[00:44:30] Katrine Reddin: You're going for the record of most unsubscribes in a day. Final question, would you rather only ever eat mint chocolate chip ice cream for dessert or only ever drink water when you're thirsty?

[00:44:46] Jen Allen-Knuth: Oh, Oh my gosh. I would pick mint chocolate chip ice cream for dessert 'cause I truly love it and I could eat it at any time.

[00:44:57] Katrine Reddin: It's actually also my favorite ice cream flavor.

[00:44:59] Jen Allen-Knuth: No way. Ashley, what?

[00:45:02] Katrine Reddin: People hate on it.

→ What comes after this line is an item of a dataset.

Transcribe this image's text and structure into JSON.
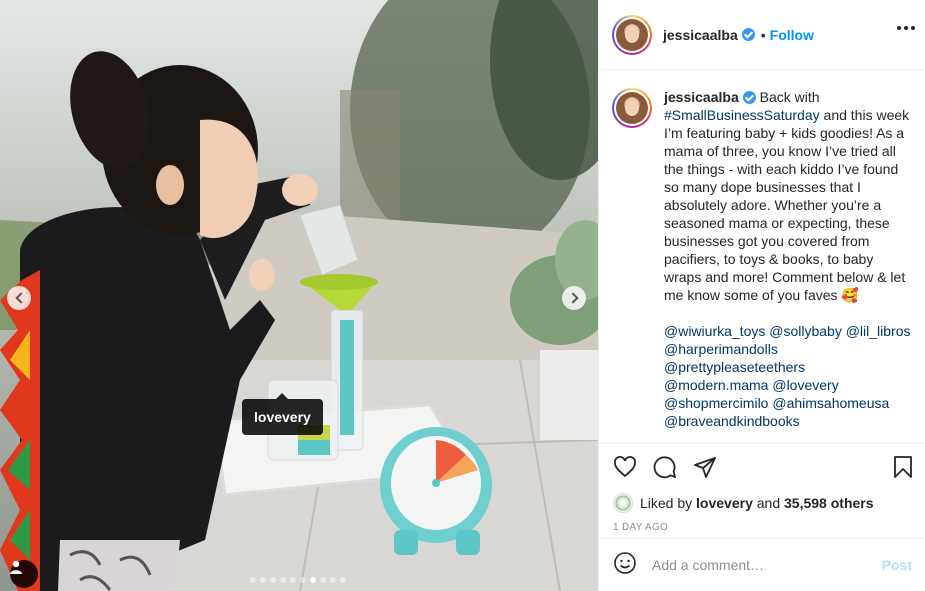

[00:45:03] Ashley Coghill: I love it. I did not know it was controversial until your post, I don't even know when and everyone was, like, pooping on, that sounds really gross, but everyone was, like, really anti, I was gonna say pooping on mint chocolate chip ice cream and it's a, picture is terrible. We can cut that out, but they were, like, really hating it and I did not know it was a thing that that was.

[00:45:27] Katrine Reddin: I didn't either. I thought it was a classic flavor.

[00:45:30] Ashley Coghill: Yeah, we always had it as a kid, that was normal.

[00:45:32] Jen Allen-Knuth: People, like, come at me with the, "It tastes like toothpaste." I'm like, "Don't eat it.

[00:45:37] Jen Allen-Knuth:  if it tasted like your toothpaste. Spit it out. It's weird."

[00:45:40] Ashley Coghill: That's weird.

[00:45:43] Katrine Reddin: Oh, well that's it for the, the "would you rather" questions, but all fantastic answers.

[00:45:48] Ashley Coghill: Yes. I'm gonna go ahead and wrap us up. I'm just gonna read a little thing so that they're gonna edit this part out 'cause I'm just explaining to you, Jen, why this is probably gonna sound weird, but here we go. The entire purpose of this podcast is to elevate the voices of women in revenue and we couldn't think of a better role model for women to look up to and learn from than you.

[00:46:08] Thank you so much for joining us today and if there is one final piece of advice, I think you said we need to get loud. Is there anything else you would leave women with today?

[00:46:18] Jen Allen-Knuth: Get loud, support one another.

[00:46:20] Ashley Coghill: Perfect. For those listening, you can follow Jen on LinkedIn for incredible sales, marketing and community content and if you'd like to listen to Jen's walk-up song, A Sky Full of Stars by Coldplay, as well as the walk-up songs of other guests, you can find our playlist on Spotify by searching for Ashley and Katrina's infinite revenue playlist.

[00:46:41] See you all next time and go get loud.

[00:46:45] Katrine Reddin: Thanks, Jen.